Top of EXERCISE DATA
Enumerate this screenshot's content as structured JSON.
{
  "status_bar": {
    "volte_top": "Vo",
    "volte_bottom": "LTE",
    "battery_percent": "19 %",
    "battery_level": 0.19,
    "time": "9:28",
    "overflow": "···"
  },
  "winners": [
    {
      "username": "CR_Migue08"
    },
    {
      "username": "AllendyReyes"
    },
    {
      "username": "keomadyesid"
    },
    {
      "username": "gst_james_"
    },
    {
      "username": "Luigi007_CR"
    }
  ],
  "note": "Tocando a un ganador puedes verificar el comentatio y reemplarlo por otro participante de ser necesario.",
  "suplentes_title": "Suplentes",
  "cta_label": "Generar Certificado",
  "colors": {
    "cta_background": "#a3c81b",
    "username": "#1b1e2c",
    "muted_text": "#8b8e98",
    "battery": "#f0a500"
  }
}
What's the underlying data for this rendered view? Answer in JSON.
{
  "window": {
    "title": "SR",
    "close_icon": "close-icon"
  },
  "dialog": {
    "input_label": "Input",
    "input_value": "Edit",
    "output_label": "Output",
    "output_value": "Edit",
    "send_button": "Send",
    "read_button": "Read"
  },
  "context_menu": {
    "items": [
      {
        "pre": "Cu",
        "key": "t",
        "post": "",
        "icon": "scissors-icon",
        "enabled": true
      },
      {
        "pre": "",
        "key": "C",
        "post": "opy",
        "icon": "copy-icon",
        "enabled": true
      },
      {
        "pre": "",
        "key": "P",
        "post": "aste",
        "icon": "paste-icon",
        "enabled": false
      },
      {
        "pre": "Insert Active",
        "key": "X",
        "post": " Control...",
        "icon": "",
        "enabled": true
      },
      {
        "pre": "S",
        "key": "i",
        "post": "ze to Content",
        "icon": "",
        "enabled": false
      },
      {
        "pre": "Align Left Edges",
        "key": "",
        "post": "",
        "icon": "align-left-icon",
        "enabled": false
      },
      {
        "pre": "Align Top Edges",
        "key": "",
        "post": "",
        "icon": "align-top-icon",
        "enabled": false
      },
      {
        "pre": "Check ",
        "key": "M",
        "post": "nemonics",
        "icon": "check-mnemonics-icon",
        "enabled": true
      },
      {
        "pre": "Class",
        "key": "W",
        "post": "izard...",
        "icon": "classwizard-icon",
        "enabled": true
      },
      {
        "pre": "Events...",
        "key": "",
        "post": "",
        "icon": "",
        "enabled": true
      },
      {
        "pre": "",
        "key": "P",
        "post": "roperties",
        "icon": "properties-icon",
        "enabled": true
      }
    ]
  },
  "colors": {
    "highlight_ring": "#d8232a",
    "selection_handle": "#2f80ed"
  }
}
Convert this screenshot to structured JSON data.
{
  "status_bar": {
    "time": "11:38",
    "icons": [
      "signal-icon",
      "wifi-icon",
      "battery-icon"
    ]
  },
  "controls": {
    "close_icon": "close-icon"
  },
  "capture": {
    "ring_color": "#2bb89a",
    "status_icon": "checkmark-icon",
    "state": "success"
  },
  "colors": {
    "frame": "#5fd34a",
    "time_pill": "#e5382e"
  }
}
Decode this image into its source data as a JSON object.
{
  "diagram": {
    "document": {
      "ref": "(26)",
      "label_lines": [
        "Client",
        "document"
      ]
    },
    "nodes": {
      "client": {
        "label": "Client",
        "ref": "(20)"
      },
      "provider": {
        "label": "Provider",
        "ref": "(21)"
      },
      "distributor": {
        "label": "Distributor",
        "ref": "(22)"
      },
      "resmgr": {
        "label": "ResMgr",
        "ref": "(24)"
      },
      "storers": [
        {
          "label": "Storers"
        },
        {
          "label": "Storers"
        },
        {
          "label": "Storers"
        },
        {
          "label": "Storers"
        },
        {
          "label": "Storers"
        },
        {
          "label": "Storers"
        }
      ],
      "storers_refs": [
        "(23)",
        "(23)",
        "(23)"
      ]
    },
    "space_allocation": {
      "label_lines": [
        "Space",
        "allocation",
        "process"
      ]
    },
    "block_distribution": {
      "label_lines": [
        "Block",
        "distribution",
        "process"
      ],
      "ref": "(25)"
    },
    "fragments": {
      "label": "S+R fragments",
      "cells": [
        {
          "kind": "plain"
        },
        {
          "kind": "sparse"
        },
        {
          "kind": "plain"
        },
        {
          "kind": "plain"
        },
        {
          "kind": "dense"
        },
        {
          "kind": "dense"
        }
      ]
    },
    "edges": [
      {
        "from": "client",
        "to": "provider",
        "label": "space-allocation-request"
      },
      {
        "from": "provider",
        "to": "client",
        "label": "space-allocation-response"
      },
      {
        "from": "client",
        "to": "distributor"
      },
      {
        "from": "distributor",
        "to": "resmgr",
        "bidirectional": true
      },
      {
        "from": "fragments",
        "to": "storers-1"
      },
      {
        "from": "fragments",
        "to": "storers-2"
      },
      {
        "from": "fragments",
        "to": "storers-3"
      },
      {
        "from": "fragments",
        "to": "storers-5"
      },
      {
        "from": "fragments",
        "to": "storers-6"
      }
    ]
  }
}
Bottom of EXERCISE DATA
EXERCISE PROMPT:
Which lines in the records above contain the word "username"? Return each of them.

FINAL ANSWER:
      "username": "CR_Migue08"
      "username": "AllendyReyes"
      "username": "keomadyesid"
      "username": "gst_james_"
      "username": "Luigi007_CR"
    "username": "#1b1e2c",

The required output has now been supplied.